With 28 years of competing, judging, and teaching under her belt, Kimberly Corbett, owner of Harvard Academy of Dance in Massachusetts, has seen the competition industry progressively devolve, with a rare few competitions actually taking a stand against inappropriate material being presented on their stages. She laments, “Many competitions state that they will take deductions or disqualify a routine from the competitions if there is age inappropriate material, however, I have never seem them enforce these rules. In fact, we see the age inappropriateness rewarded in many, many instances.” Remember that Roxanne number?
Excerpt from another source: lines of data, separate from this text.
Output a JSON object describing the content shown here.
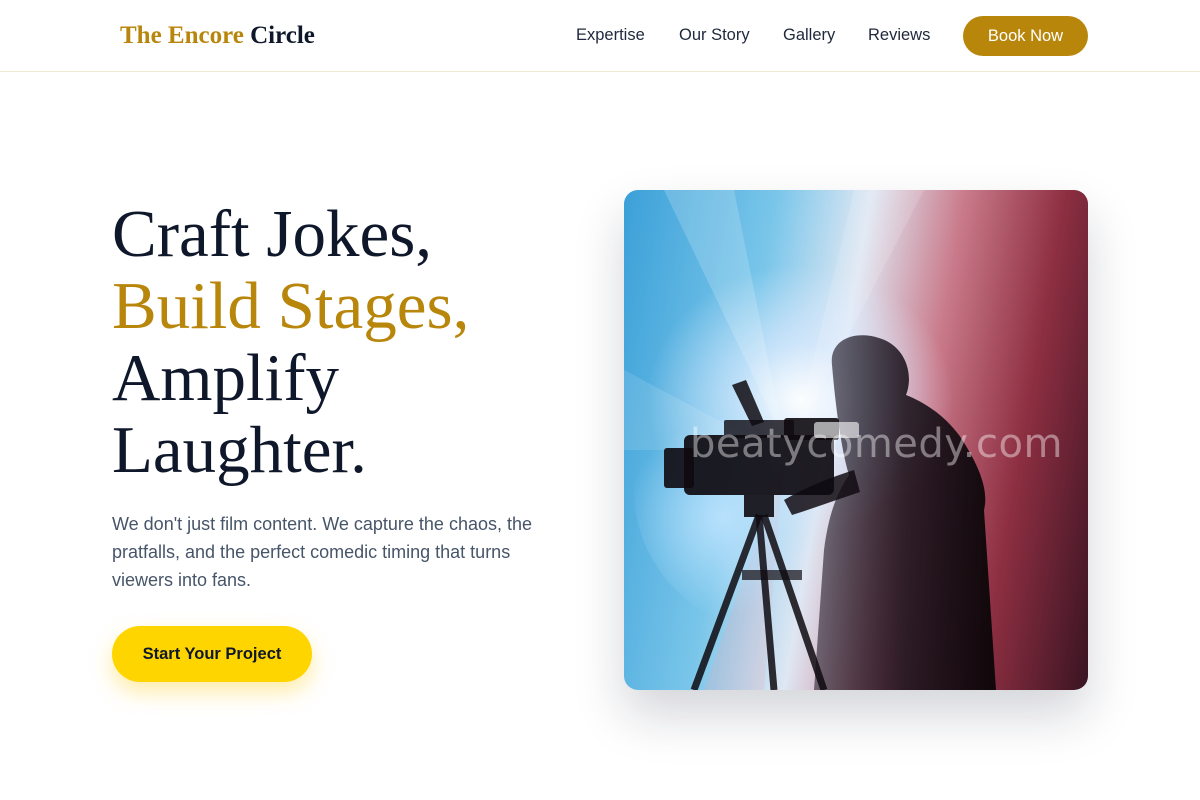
{
  "header": {
    "logo_accent": "The Encore",
    "logo_main": "Circle",
    "nav": [
      "Expertise",
      "Our Story",
      "Gallery",
      "Reviews"
    ],
    "book_label": "Book Now"
  },
  "hero": {
    "title_lines": [
      "Craft Jokes,",
      "Build Stages,",
      "Amplify",
      "Laughter."
    ],
    "description": "We don't just film content. We capture the chaos, the pratfalls, and the perfect comedic timing that turns viewers into fans.",
    "cta_label": "Start Your Project",
    "image_watermark": "beatycomedy.com",
    "image_subject": "camera-operator-silhouette"
  },
  "colors": {
    "accent_gold": "#b8860b",
    "cta_yellow": "#ffd500",
    "heading_navy": "#0f172a",
    "body_slate": "#475569"
  }
}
It took a top overall small group placement.
Miranda adds, “For the world we live in today, I feel that competitions have a greater responsibility than ever to make sure they are putting dances on their stages that are appropriate to what they stand for as an organization, and what is appropriate for that age in a general dance context.” While the competitions do have an onus of responsibility to screen and deduct accordingly for inappropriate content, the initial point of entry for keeping young dancers safe begins at the studio. Kimberly says, “First and foremost, I think teachers and choreographers need to educate themselves. The age inappropriateness is becoming so commonplace now, many teachers and choreographers don’t understand the damage they are doing to these dancers! I highly recommend looking into the Youth Protection Advocates in Dance and reading the research of Leslie Scott and her team. It’s truly eye-opening! Let that research guide you in your music, costuming and choreography selections and start to develop a gut instinct for what is right and wrong for children.”
What is appropriate and inappropriate is subjective, and depends on each individual’s beliefs, values, background, upbringing, and a host of other attributes. However, what we can all agree on is our collective desire to keep our children safe. Before you act on a choreographic idea, or choose a costume, take some time to think it through – look at everything through the lens of a parent or a grandparent; research song lyrics; use Urban Dictionary – just because a bad word isn’t used doesn’t mean the content is clean. If you have an idea but not the students – be patient! Wait until you have the dream team to tackle a number that has more mature content, and let the children shine in their own age-appropriate way.
Photos: Top - Supernova Dance Company. provided by Diva Dance Competition
Bottom - Dancer: Samantha Grutadauria from Jan Martin Dance Studio. Costume by Oliveri Designs - provided by Beyond The Stars